Pain and Sorrow in Thomas’ “Do not go gentle into that Good Night” and Sexton’s “for Eleanor Boylan talking with God”
The end our road that is life, is death and the second we begin to live, we begin to die. A rendition of death and the loss of a loved one is expressed in two different lights in Dylan Thomas’ “Do not go gentle into that Good Night” and Anne Sexton’s “for Eleanor Boylan talking with God”. Both express the fear and vulnerability of losing someone you thought should live forever Thomas’ message is an imperative one a dark and tangible energy whereas Sexton’s tone is more passive and quiet and more driven by sorrow than anger. But as there is an underlying sense of sorrow in Thomas’ villanelle, there is also a sense of quiet anger.
In “For Eleanor Boylan Talking With God”, Sexton expresses the pain of losing a loved one. There is a surreal quality to the poem, Sexton seems to write as she thinks with a thought inciting a memory; she communicates her feelings in a very literal concrete way but the poem is still very abstract because there is so little linking these images, adding on to the feeling that you are looking into Sexton’s very mind and heart. She talks about Eleanor, a friend who is more beautiful than her mother; this intimate compliment can be interpreted as more dear than even her mother. An aspect of Eleanor that Sexton respects is her closeness with God, there is a child-like trust depicted when the author writes about Eleanor in the kitchen “motioning to God”. Possibly because Eleanor is wearing a lemon-colored sundress, the reader imagines her with a smile and she feels the acceptance at her own death that Sexton cannot find. Eleanor has more faith than the author in God and who has maintained this faith even when she is dying.
Sexton wrote that God “had a face when she was six and a half” meaning he was a tangible figure. The six-year-old Sexton had a familiarity with God, she knew what he looked like; he was her friend, as is the feeling in most children about God. But this image of god has become a huge jellyfish that covers the sky.

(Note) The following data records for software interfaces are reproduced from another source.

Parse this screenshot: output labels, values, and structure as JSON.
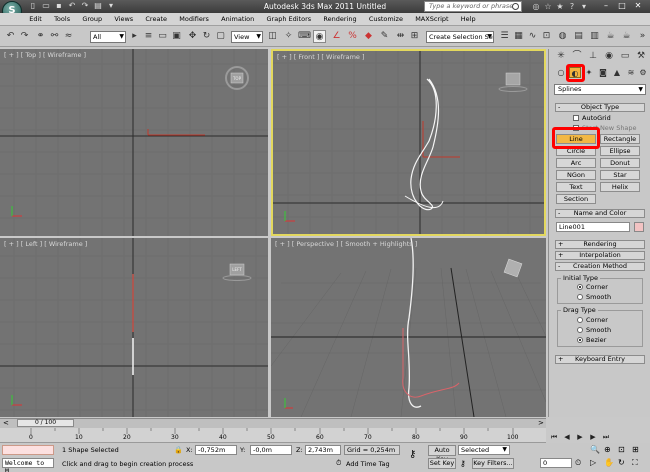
{
  "app": {
    "title": "Autodesk 3ds Max  2011     Untitled",
    "icon_letter": "S",
    "search_placeholder": "Type a keyword or phrase"
  },
  "menu": [
    "Edit",
    "Tools",
    "Group",
    "Views",
    "Create",
    "Modifiers",
    "Animation",
    "Graph Editors",
    "Rendering",
    "Customize",
    "MAXScript",
    "Help"
  ],
  "toolbar": {
    "selection_filter": "All",
    "reference_coord": "View",
    "named_selection": "Create Selection Se"
  },
  "viewports": {
    "top": "[ + ] [ Top ] [ Wireframe ]",
    "front": "[ + ] [ Front ] [ Wireframe ]",
    "left": "[ + ] [ Left ] [ Wireframe ]",
    "perspective": "[ + ] [ Perspective ] [ Smooth + Highlights ]",
    "cube_top": "TOP",
    "cube_left": "LEFT"
  },
  "command_panel": {
    "category": "Splines",
    "object_type_title": "Object Type",
    "autogrid": "AutoGrid",
    "start_new_shape": "Start New Shape",
    "buttons": [
      "Line",
      "Rectangle",
      "Circle",
      "Ellipse",
      "Arc",
      "Donut",
      "NGon",
      "Star",
      "Text",
      "Helix",
      "Section"
    ],
    "name_color_title": "Name and Color",
    "object_name": "Line001",
    "object_color": "#f2c3c3",
    "rendering_title": "Rendering",
    "interpolation_title": "Interpolation",
    "creation_method_title": "Creation Method",
    "initial_type_label": "Initial Type",
    "initial_type_options": [
      "Corner",
      "Smooth"
    ],
    "drag_type_label": "Drag Type",
    "drag_type_options": [
      "Corner",
      "Smooth",
      "Bezier"
    ],
    "keyboard_entry_title": "Keyboard Entry"
  },
  "timeline": {
    "slider": "0 / 100",
    "ticks": [
      "0",
      "10",
      "20",
      "30",
      "40",
      "50",
      "60",
      "70",
      "80",
      "90",
      "100"
    ]
  },
  "status": {
    "maxscript": "Welcome to M.",
    "selection": "1 Shape Selected",
    "prompt": "Click and drag to begin creation process",
    "x_label": "X:",
    "x": "-0,752m",
    "y_label": "Y:",
    "y": "-0,0m",
    "z_label": "Z:",
    "z": "2,743m",
    "grid": "Grid = 0,254m",
    "add_time_tag": "Add Time Tag",
    "auto_key": "Auto Key",
    "set_key": "Set Key",
    "key_mode": "Selected",
    "key_filters": "Key Filters...",
    "frame": "0"
  }
}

There is no comfort in a slimy jellyfish and Sexton does not find any comfort in God.